Though the snow did melt away, the precipitation kept on coming. By the end of the month, Regina and Saskatoon saw over twice their normal precipitation amounts, making it the third wettest October on record in the Queen City. Temperatures for October also came in a couple of degrees below seasonal.

As we turned the calendar to November, the weather took a sharp U-turn. Temperatures soared into the 20s early in the month, and in Regina, 24 of the 30 days jumped above the freezing mark. The average daily temperatures for the entire month averaged around 2 C in Regina, making it the hottest November ever recorded.

Saskatoon saw its second hottest November on record, with an average temperatures just below 2 C.

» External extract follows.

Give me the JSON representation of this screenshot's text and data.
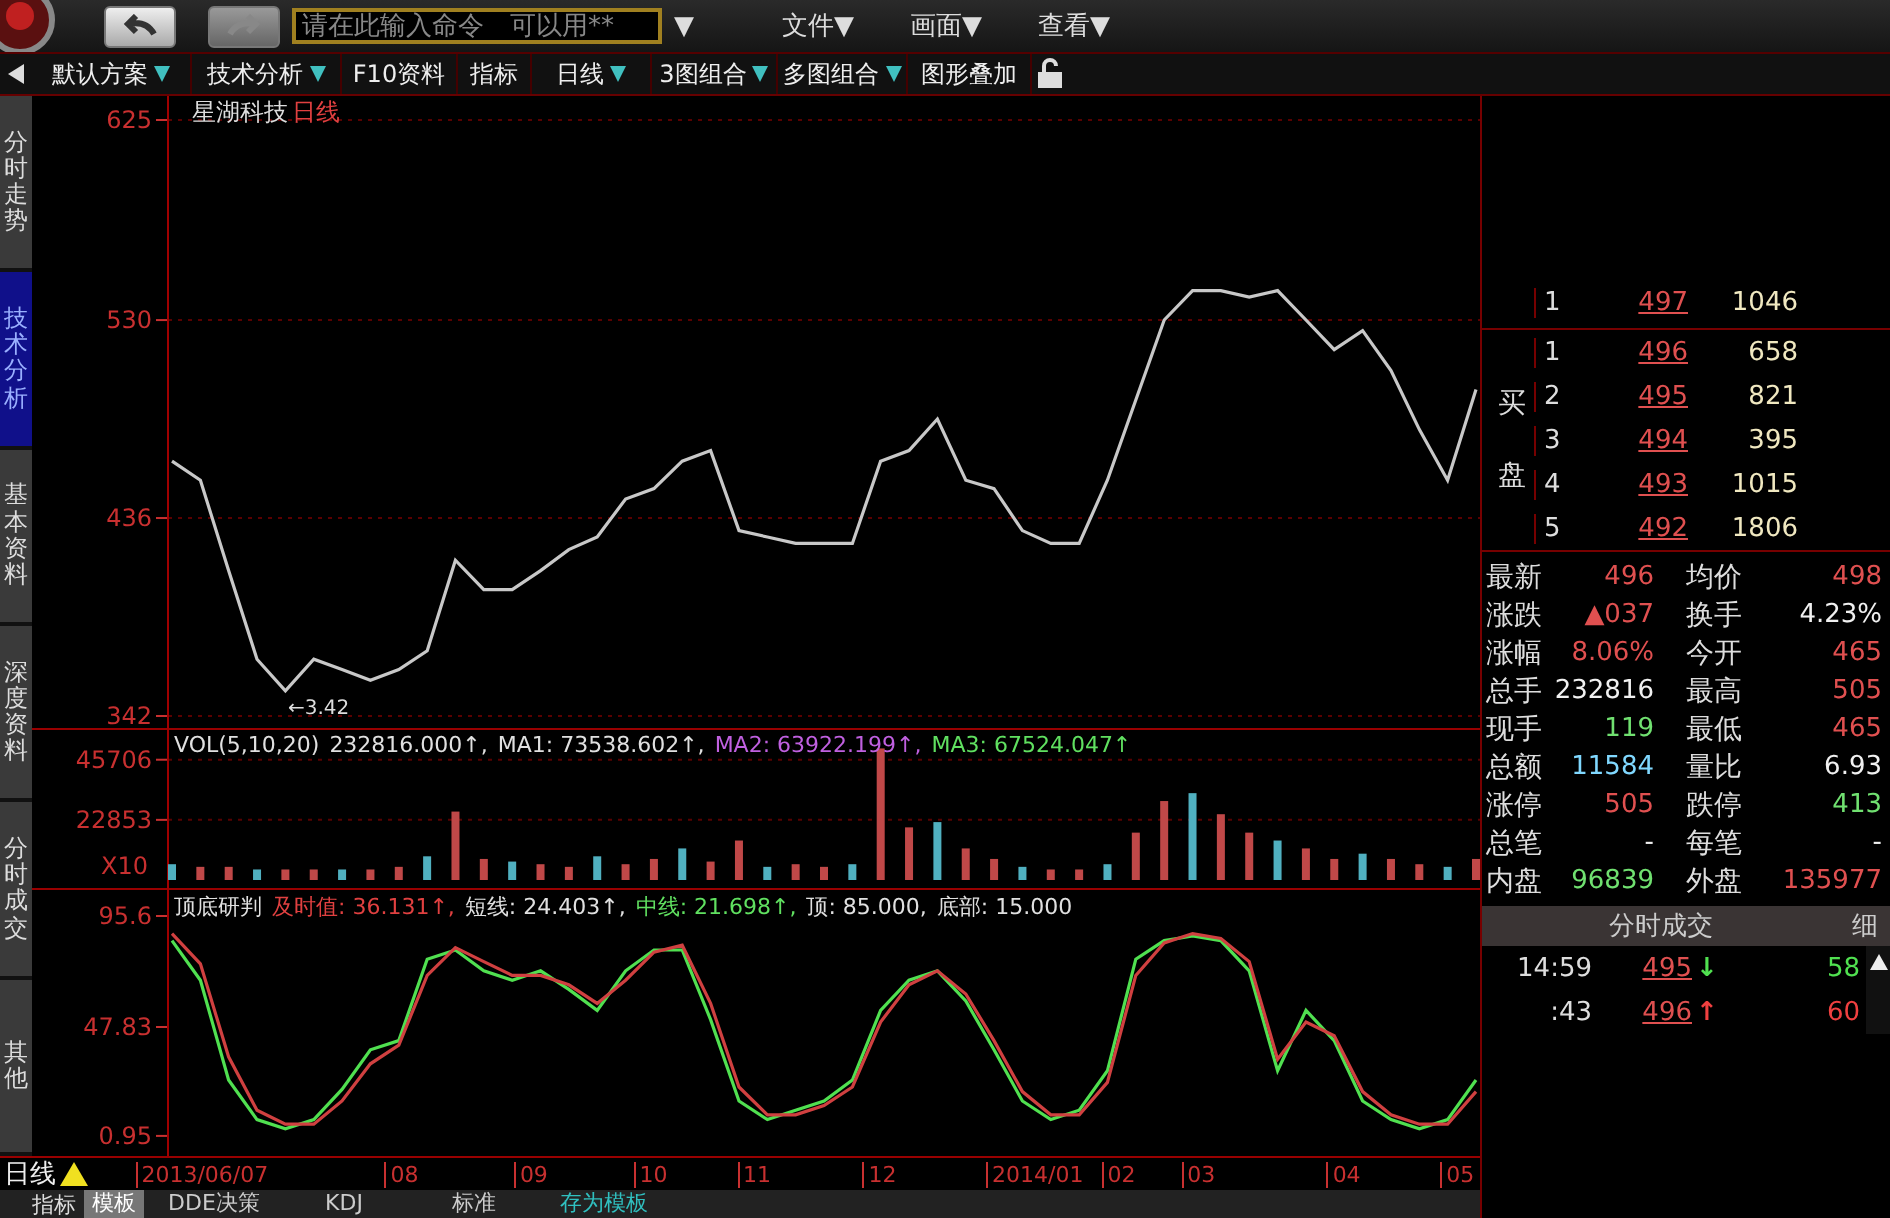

Just when we thought we could get used to another balmy winter, Mother Nature threw a curveball. Temperatures plummeted towards –30 C by mid-December, with extreme wind chills into the –40-degree range in most areas.

The snow also would not let up, with 52 centimetres falling in Estevan, Sask., making it the snowiest December in 100 years. 

Northeast Saskatchewan saw the brunt of the snow, with around 215 centimetres falling in Collins Bay.

The cold stretched into the new year, with four days below –30 C in the first half of the month in Regina.

But the heat made a comeback for the end of January. Regina and Saskatoon each saw eight days above the freezing mark towards the end of the month, when on average those cities would see just over four days. 

February saw some chilly days early on but the warm weather continued to dominate through most of the month, with temperatures averaging three degrees above normal. 

March came in like a lamb, and it really did feel like winter was over — that is, until we got to the blizzard on March 6. A strong Colorado Low swept through Saskatchewan, bringing heavy snow to the southeast and damaging winds.

By March 7, wind gusts peaked close to 100 km/h in the southeast, grounding flights and closing highways. Widespread whiteout conditions swept through with all of that fresh snow.

In total, Estevan went 32 hours with visibility under 400 metres before the blizzard let up on March 8.

In the end, this winter was considered warmer than climate normals for most areas and a little more sporadic in terms of snowfall. But this winter's averages were the product of the extreme changes in our day-to-day and month-to-month weather.

What will the rest of the spring hold for Saskatchewan? So far, seasonal forecasts are pointing towards above normal temperatures and close to normal levels of precipitation from now until June.

But if this past winter is any indication, anything can happen when it comes to our prairie weather.